◆ PROBLEM REQUIREMENTS
Check each line of the listing below for the string "chevron", and copy the ones that have it.

◆ INFORMATION SUPPLIED
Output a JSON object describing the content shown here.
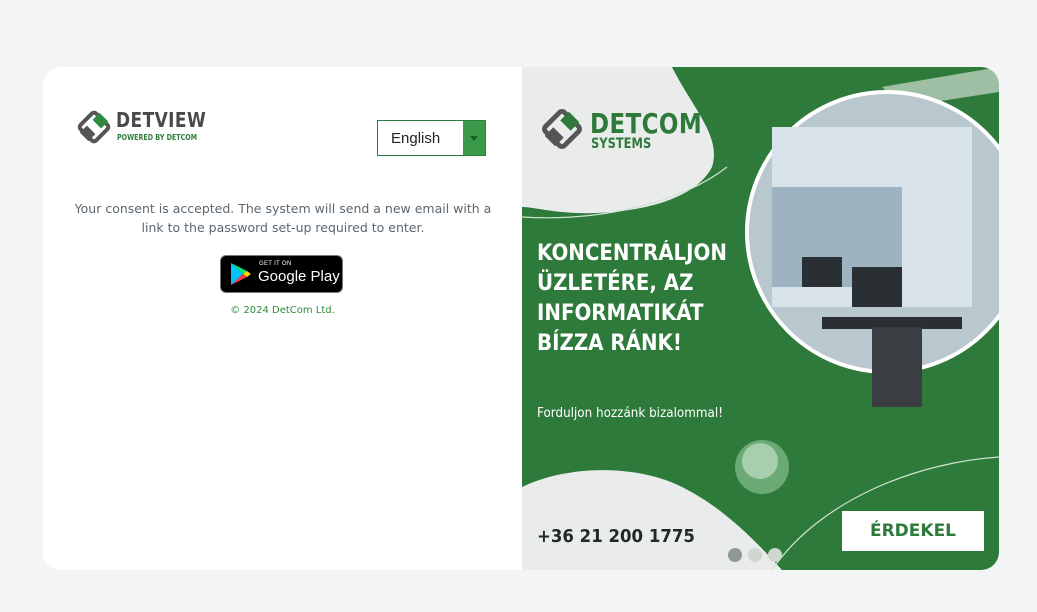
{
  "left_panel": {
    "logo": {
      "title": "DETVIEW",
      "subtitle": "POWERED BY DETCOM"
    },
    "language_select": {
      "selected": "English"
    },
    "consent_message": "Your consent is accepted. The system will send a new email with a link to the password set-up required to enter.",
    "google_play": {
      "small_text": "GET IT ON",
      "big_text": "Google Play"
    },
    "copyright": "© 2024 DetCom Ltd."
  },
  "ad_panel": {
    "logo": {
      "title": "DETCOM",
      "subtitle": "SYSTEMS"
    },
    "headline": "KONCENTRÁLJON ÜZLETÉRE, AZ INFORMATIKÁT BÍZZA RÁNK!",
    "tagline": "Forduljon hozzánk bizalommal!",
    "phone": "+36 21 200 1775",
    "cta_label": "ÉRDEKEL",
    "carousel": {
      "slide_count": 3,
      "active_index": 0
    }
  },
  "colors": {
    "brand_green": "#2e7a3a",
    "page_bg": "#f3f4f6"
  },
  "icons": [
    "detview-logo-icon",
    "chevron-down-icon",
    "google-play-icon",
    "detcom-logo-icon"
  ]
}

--

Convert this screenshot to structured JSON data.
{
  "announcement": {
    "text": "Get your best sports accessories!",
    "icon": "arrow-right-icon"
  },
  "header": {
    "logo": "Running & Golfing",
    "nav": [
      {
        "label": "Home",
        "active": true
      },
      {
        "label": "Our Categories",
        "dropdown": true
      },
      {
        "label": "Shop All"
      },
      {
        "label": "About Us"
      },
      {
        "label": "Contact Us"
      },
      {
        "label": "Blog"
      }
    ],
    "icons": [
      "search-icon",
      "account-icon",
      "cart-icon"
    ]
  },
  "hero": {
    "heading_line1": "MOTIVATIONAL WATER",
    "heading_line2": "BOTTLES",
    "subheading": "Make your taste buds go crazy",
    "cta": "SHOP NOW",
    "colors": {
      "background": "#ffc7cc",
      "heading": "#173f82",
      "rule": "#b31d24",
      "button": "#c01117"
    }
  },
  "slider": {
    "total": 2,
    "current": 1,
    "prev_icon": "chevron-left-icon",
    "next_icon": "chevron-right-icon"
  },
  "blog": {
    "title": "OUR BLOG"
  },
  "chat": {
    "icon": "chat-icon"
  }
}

◆ REPLY
    "chevron-down-icon",
    "prev_icon": "chevron-left-icon",
    "next_icon": "chevron-right-icon"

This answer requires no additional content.